Your Rails application undoubtedly does more than display a splash screen. The more moving parts you have, the more that can go wrong. You can run out of memory, or run out of disk space. You might be using a database running on another machine or hosted by a third party. You may be using redis. Or perhaps Amazon, Azure, or Google Cloud Services.

Any one of these could go down at any time. Often such outages are local or regional. If you monitor your dependencies, will route requests around the failures until the outage is cleared.

There is nothing magical about the implementation of the “/up” route. It can be routed to any controller action in your application. All that application needs to do is produce a successful response when things are good. And return a response like the following when things are not-so-good:

render plain: "BUSY", status: :service_unavailable

Don’t worry too much about the text of the response or the status code used. :service_unavailable is good for outages that you are prepared and explicitly check for. But if your application gets to the point where it is incapable of producing a coherent response, 500 :internal_server_error works too.

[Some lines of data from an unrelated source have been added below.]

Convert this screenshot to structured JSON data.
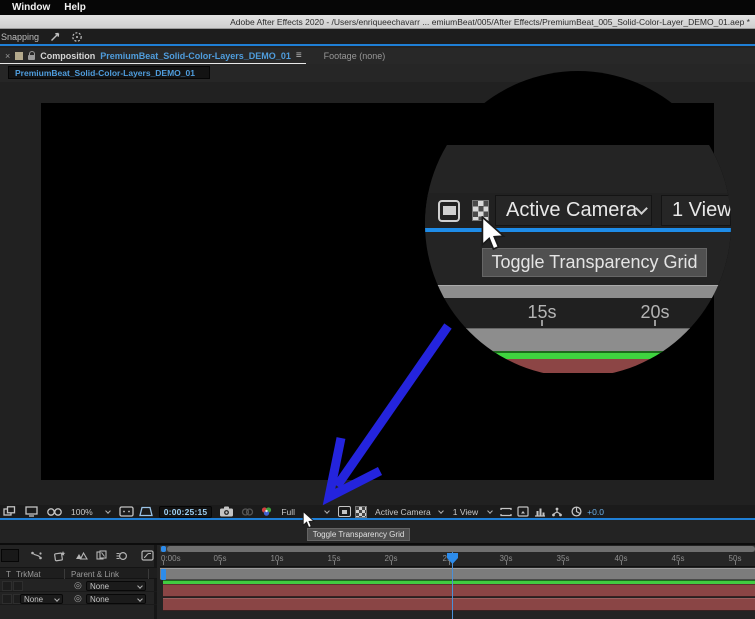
{
  "menubar": {
    "window": "Window",
    "help": "Help"
  },
  "titlebar": {
    "title": "Adobe After Effects 2020 - /Users/enriqueechavarr ... emiumBeat/005/After Effects/PremiumBeat_005_Solid-Color-Layer_DEMO_01.aep *"
  },
  "snapping": {
    "label": "Snapping"
  },
  "tabs": {
    "close": "×",
    "composition_label": "Composition",
    "composition_name": "PremiumBeat_Solid-Color-Layers_DEMO_01",
    "panel_menu": "≡",
    "footage_label": "Footage (none)"
  },
  "comp_tab": {
    "name": "PremiumBeat_Solid-Color-Layers_DEMO_01"
  },
  "callout": {
    "camera_dropdown": "Active Camera",
    "view_dropdown": "1 View",
    "tooltip": "Toggle Transparency Grid",
    "ruler": [
      "15s",
      "20s"
    ]
  },
  "viewer_toolbar": {
    "zoom": "100%",
    "timecode": "0:00:25:15",
    "resolution": "Full",
    "camera": "Active Camera",
    "view": "1 View",
    "exposure": "+0.0",
    "tooltip": "Toggle Transparency Grid"
  },
  "timeline": {
    "header": {
      "t": "T",
      "trkmat": "TrkMat",
      "parent_link": "Parent & Link"
    },
    "rows": [
      {
        "trkmat": "",
        "parent": "None"
      },
      {
        "trkmat": "None",
        "parent": "None"
      }
    ],
    "ruler": [
      "0:00s",
      "05s",
      "10s",
      "15s",
      "20s",
      "25s",
      "30s",
      "35s",
      "40s",
      "45s",
      "50s"
    ]
  },
  "colors": {
    "accent_blue": "#1f7fd6",
    "arrow_blue": "#2424dd",
    "layer_red": "#8a4545",
    "layer_green": "#41cc41",
    "timecode_blue": "#9ccdf0"
  }
}
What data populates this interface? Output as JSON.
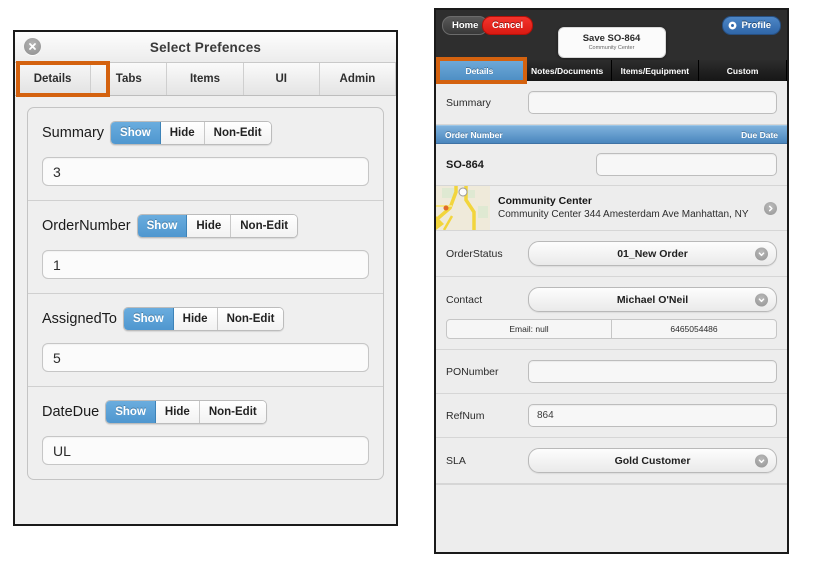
{
  "left_panel": {
    "title": "Select Prefences",
    "close_icon": "close-icon",
    "tabs": [
      {
        "label": "Details",
        "active": true
      },
      {
        "label": "Tabs",
        "active": false
      },
      {
        "label": "Items",
        "active": false
      },
      {
        "label": "UI",
        "active": false
      },
      {
        "label": "Admin",
        "active": false
      }
    ],
    "segment_options": [
      "Show",
      "Hide",
      "Non-Edit"
    ],
    "rows": [
      {
        "label": "Summary",
        "selected": "Show",
        "value": "3"
      },
      {
        "label": "OrderNumber",
        "selected": "Show",
        "value": "1"
      },
      {
        "label": "AssignedTo",
        "selected": "Show",
        "value": "5"
      },
      {
        "label": "DateDue",
        "selected": "Show",
        "value": "UL"
      }
    ]
  },
  "right_panel": {
    "topbar": {
      "home_label": "Home",
      "cancel_label": "Cancel",
      "profile_label": "Profile",
      "profile_icon": "gear-icon",
      "save_title": "Save SO-864",
      "save_subtitle": "Community Center"
    },
    "tabs": [
      {
        "label": "Details",
        "active": true
      },
      {
        "label": "Notes/Documents",
        "active": false
      },
      {
        "label": "Items/Equipment",
        "active": false
      },
      {
        "label": "Custom",
        "active": false
      }
    ],
    "summary": {
      "label": "Summary",
      "value": ""
    },
    "section_bar": {
      "left": "Order Number",
      "right": "Due Date"
    },
    "order": {
      "number": "SO-864",
      "due_date": ""
    },
    "location": {
      "icon": "map-thumbnail-icon",
      "title": "Community Center",
      "address": "Community Center 344 Amesterdam Ave Manhattan, NY",
      "disclosure_icon": "chevron-right-icon"
    },
    "fields": [
      {
        "label": "OrderStatus",
        "type": "select",
        "value": "01_New Order",
        "icon": "chevron-down-icon"
      },
      {
        "label": "Contact",
        "type": "select",
        "value": "Michael O'Neil",
        "icon": "chevron-down-icon"
      },
      {
        "label": "PONumber",
        "type": "input",
        "value": ""
      },
      {
        "label": "RefNum",
        "type": "input",
        "value": "864"
      },
      {
        "label": "SLA",
        "type": "select",
        "value": "Gold Customer",
        "icon": "chevron-down-icon"
      }
    ],
    "contact_details": {
      "email": "Email: null",
      "phone": "6465054486"
    }
  },
  "colors": {
    "highlight_orange": "#d4620f",
    "accent_blue": "#4f97cf",
    "section_blue": "#4a86bd",
    "cancel_red": "#d91a12"
  }
}
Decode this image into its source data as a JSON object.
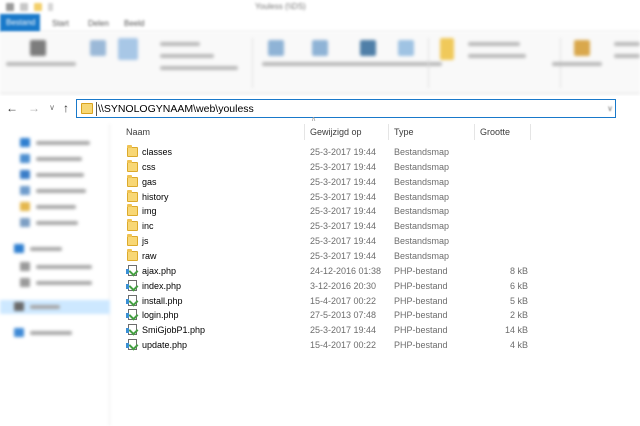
{
  "window": {
    "title": "Youless (\\\\DS)",
    "tabs": [
      "Bestand",
      "Start",
      "Delen",
      "Beeld"
    ]
  },
  "navigation": {
    "back_icon": "arrow-left-icon",
    "forward_icon": "arrow-right-icon",
    "recent_icon": "chevron-down-icon",
    "up_icon": "arrow-up-icon",
    "address": "\\\\SYNOLOGYNAAM\\web\\youless"
  },
  "columns": {
    "name": "Naam",
    "modified": "Gewijzigd op",
    "type": "Type",
    "size": "Grootte"
  },
  "files": [
    {
      "name": "classes",
      "modified": "25-3-2017 19:44",
      "type": "Bestandsmap",
      "size": "",
      "icon": "folder-icon"
    },
    {
      "name": "css",
      "modified": "25-3-2017 19:44",
      "type": "Bestandsmap",
      "size": "",
      "icon": "folder-icon"
    },
    {
      "name": "gas",
      "modified": "25-3-2017 19:44",
      "type": "Bestandsmap",
      "size": "",
      "icon": "folder-icon"
    },
    {
      "name": "history",
      "modified": "25-3-2017 19:44",
      "type": "Bestandsmap",
      "size": "",
      "icon": "folder-icon"
    },
    {
      "name": "img",
      "modified": "25-3-2017 19:44",
      "type": "Bestandsmap",
      "size": "",
      "icon": "folder-icon"
    },
    {
      "name": "inc",
      "modified": "25-3-2017 19:44",
      "type": "Bestandsmap",
      "size": "",
      "icon": "folder-icon"
    },
    {
      "name": "js",
      "modified": "25-3-2017 19:44",
      "type": "Bestandsmap",
      "size": "",
      "icon": "folder-icon"
    },
    {
      "name": "raw",
      "modified": "25-3-2017 19:44",
      "type": "Bestandsmap",
      "size": "",
      "icon": "folder-icon"
    },
    {
      "name": "ajax.php",
      "modified": "24-12-2016 01:38",
      "type": "PHP-bestand",
      "size": "8 kB",
      "icon": "php-file-icon"
    },
    {
      "name": "index.php",
      "modified": "3-12-2016 20:30",
      "type": "PHP-bestand",
      "size": "6 kB",
      "icon": "php-file-icon"
    },
    {
      "name": "install.php",
      "modified": "15-4-2017 00:22",
      "type": "PHP-bestand",
      "size": "5 kB",
      "icon": "php-file-icon"
    },
    {
      "name": "login.php",
      "modified": "27-5-2013 07:48",
      "type": "PHP-bestand",
      "size": "2 kB",
      "icon": "php-file-icon"
    },
    {
      "name": "SmiGjobP1.php",
      "modified": "25-3-2017 19:44",
      "type": "PHP-bestand",
      "size": "14 kB",
      "icon": "php-file-icon"
    },
    {
      "name": "update.php",
      "modified": "15-4-2017 00:22",
      "type": "PHP-bestand",
      "size": "4 kB",
      "icon": "php-file-icon"
    }
  ],
  "colors": {
    "accent": "#1979ca",
    "folder": "#f8d775",
    "selection": "#cde8ff"
  }
}
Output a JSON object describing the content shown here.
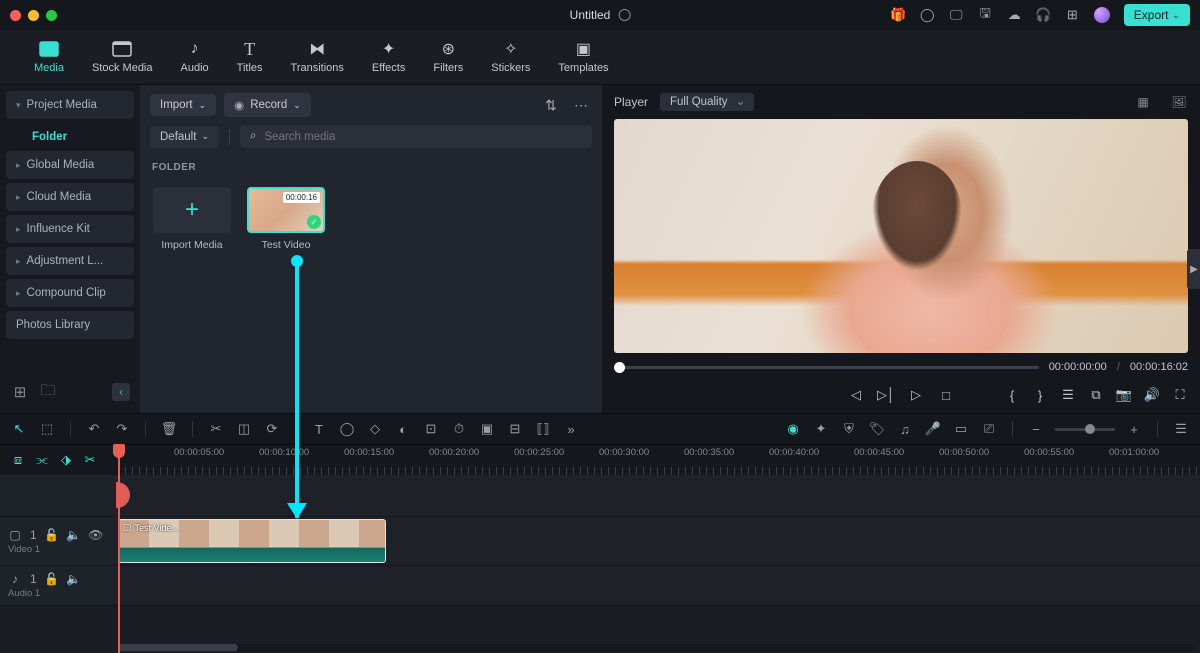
{
  "titlebar": {
    "title": "Untitled",
    "export": "Export"
  },
  "main_tabs": [
    {
      "id": "media",
      "label": "Media",
      "active": true
    },
    {
      "id": "stock",
      "label": "Stock Media"
    },
    {
      "id": "audio",
      "label": "Audio"
    },
    {
      "id": "titles",
      "label": "Titles"
    },
    {
      "id": "transitions",
      "label": "Transitions"
    },
    {
      "id": "effects",
      "label": "Effects"
    },
    {
      "id": "filters",
      "label": "Filters"
    },
    {
      "id": "stickers",
      "label": "Stickers"
    },
    {
      "id": "templates",
      "label": "Templates"
    }
  ],
  "sidebar": {
    "items": [
      {
        "label": "Project Media",
        "expanded": true
      },
      {
        "label": "Global Media"
      },
      {
        "label": "Cloud Media"
      },
      {
        "label": "Influence Kit"
      },
      {
        "label": "Adjustment L..."
      },
      {
        "label": "Compound Clip"
      },
      {
        "label": "Photos Library"
      }
    ],
    "sub": "Folder"
  },
  "media_panel": {
    "import": "Import",
    "record": "Record",
    "default": "Default",
    "search_placeholder": "Search media",
    "section": "FOLDER",
    "cards": [
      {
        "label": "Import Media",
        "type": "add"
      },
      {
        "label": "Test Video",
        "type": "video",
        "duration": "00:00:16"
      }
    ]
  },
  "player": {
    "tab": "Player",
    "quality": "Full Quality",
    "current": "00:00:00:00",
    "total": "00:00:16:02"
  },
  "timeline_ruler": [
    "00:00:05:00",
    "00:00:10:00",
    "00:00:15:00",
    "00:00:20:00",
    "00:00:25:00",
    "00:00:30:00",
    "00:00:35:00",
    "00:00:40:00",
    "00:00:45:00",
    "00:00:50:00",
    "00:00:55:00",
    "00:01:00:00"
  ],
  "tracks": {
    "video": {
      "name": "Video 1",
      "num": "1"
    },
    "audio": {
      "name": "Audio 1",
      "num": "1"
    },
    "clip_label": "Test Vide..."
  }
}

Best of all, you don’t have to start from scratch writing these controllers. easymon and rails-healhcheck both will not only provide examples which check for common dependencies, they also provide means for you to add your own checks.

In many cases, adding a check is becomes a matter of adding a one liner to to a configuration file and deploying.

Neither of these gems produce routes that are currently autodiscoverable, but we have reached out to both (easymon, rails-healthcheck). In the meanwhile, you can scroll back on this page to see what you need to add to your fly.toml to tell to check these endpoints.


At this point, you’ve:

  • run a demo where an application has been deployed to two regions, and health checks are provisioned for you automatically.
  • seen how you can add health checks to an existing application and tailor parameters like how often the checks are to be called.
  • found two gems that make it easy to extend these checks to handle third party failures.

With this knowledge you are prepared to run your application in as many regions as it takes to make you comfortable that your application can survive an outage.